–EU pledges closer ties with Guyana; gives $2.2B towards river, sea defences
By Svetlana Marshall
‘STRONG and mutually beneficial’ is how the European Union regards its relationship with Guyana, and by extension the Caribbean Community (CARICOM).Evidence of this is its helping to finance improvement of Guyana’s sea and river defences to the tune of G$2.2B, a cheque for which sum was handed over yesterday to the Guyana Government.
The gesture is in sharp contrast with how it perceives its relationship with Britain, now that the latter has indicated that it wants to part company with the 28-member trading bloc.
Head of the EU Delegation here, Ambassador Jernej Videtic, said yesterday, “The EU stands ready to launch negotiations swiftly with the United Kingdom regarding the terms and conditions of its withdrawal from the European Union. In the meantime, the EU’s relationship with Guyana and the Caribbean Community shall remain a strong and mutually beneficial one.”
He was at the time addressing Ministers of the Government, members of the diplomatic corps and State officials at a function at the Marriott Hotel to officially hand over the cheque to Government.
The EU has been offering Guyana tremendous financial and technical support in the areas of sea and river defences, agriculture, economic development, energy, and human rights; but sea and river defences have been the most important feature throughout the cooperation.
“Given that Guyana is a low-lying coastal area, it is particularly vulnerable to rising sea levels and coastal erosion of natural estuarine and sea defences,” Ambassador Videtic, also head-of-mission to Suriname and Trinidad and Tobago, explained while noting that this country’s capacity to adapt to these vulnerabilities needs to be developed.
Injection of the of G$2.2B into the national treasury comes at a time when the country is showing remarkable progress in its attempt to combat rising sea levels; a progress which started some two years ago. Guyana, through its Ministry of Public Infrastructure, has formulated an Integrated Coastal Zone Management Programme, in addition to the implementation of a new Sector Policy and Strategy.
Ambassador Videtic said it was based on the EU’s positive assessment of Guyana that the money was released from the 10th European Development Fund (EDF).
This support is expected to more than triple: “We are currently developing, in partnership with the Government, our follow-on Sea and River Defence Programme under the 11th European Development Fund. Under the 11th EDF, we will more than double our assistance to the sector to approximately $7B,” Ambassador Videtic explained.

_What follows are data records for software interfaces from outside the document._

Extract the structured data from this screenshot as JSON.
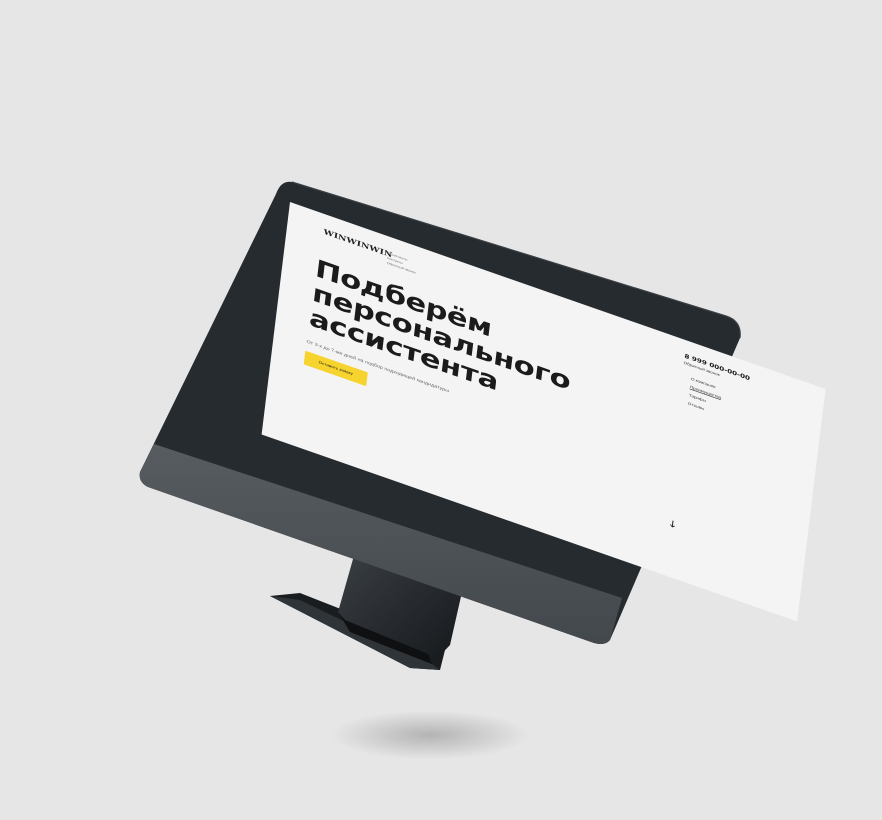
{
  "site": {
    "logo": "WINWINWIN",
    "top_nav": [
      "Ассистенты",
      "Контакты",
      "Обратный звонок"
    ],
    "phone": "8 999 000-00-00",
    "callback_link": "Обратный звонок",
    "side_nav": [
      {
        "label": "О компании",
        "active": false
      },
      {
        "label": "Преимущества",
        "active": true
      },
      {
        "label": "Тарифы",
        "active": false
      },
      {
        "label": "Отзывы",
        "active": false
      }
    ],
    "headline_lines": [
      "Подберём",
      "персонального",
      "ассистента"
    ],
    "subtitle": "От 3-х до 7-ми дней на подбор подходящей кандидатуры",
    "cta_label": "Оставить заявку",
    "scroll_icon": "arrow-down-icon"
  },
  "colors": {
    "background": "#e6e6e6",
    "screen": "#f4f4f4",
    "bezel": "#262b2f",
    "chin": "#4d5257",
    "accent": "#f6d32d",
    "text": "#1b1b1b"
  }
}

The programme at reference will focus on future policy development, including legislative measures, strengthening defences and increasing drainage capacity in Georgetown.
Finance Minister Winston Jordan, who received the cheque on behalf of the Government, said the budgetary support comes at a time when there is a high level of uncertainty, fear and distress about future relations between the EU and the Caribbean on the one hand, and between Britain and the Caribbean on the other.
“Guyana has always valued its relationship with the European Union, one of the largest donors to the country. From the Lomé and Cotonou Agreement to the present Economic Partnership Agreement, our country has received significant support under the various financial facilities, not least among them the National Indicative Programme and the Regional Indicative Programme,” Minister Jordan pointed out.
In addition to handing over the cheque to Minister Jordan, Ambassador Videtic presented Public Infrastructure Minister David Patterson with a copy of the newly developed Coastal Engineering Design Manual, which he believes will set the standards for designing sea and river defences specific to Guyana’s conditions.
Presentation of the manual comes almost seven months after the Ministry and the EU partnered to host a two-day workshop to finalise the document.
The Public Infrastructure Ministry’s Sea and River Defence Department had, last December, gathered to offer input on the manual, with the goal of improving Guyana’s sea defence system.
The manual aims to provide appropriate and practical guidance for application of methods and techniques in regard to the design and implementation of coastal engineering projects in Guyana. These projects concern new constructions or repair and rehabilitation of existing ones; the prevention of the erosion of oceanic, estuarine, and recessed coasts; coastal flooding; and the heavy damage from wave attacks to valuable coastal commercial, urban, and tourist communities of Guyana.
The manual was put together by a team of consultants, who would have spent time in Guyana interacting with a number of agencies, including the Ministry of Agriculture; the Environmental Protection Agency; the Transport and Harbours Department; and the Central Housing and Planning Authority.
Since the cooperation commenced in 1975, the EU’s combined commitment of funds to Guyana has mounted to well over 500 million euros.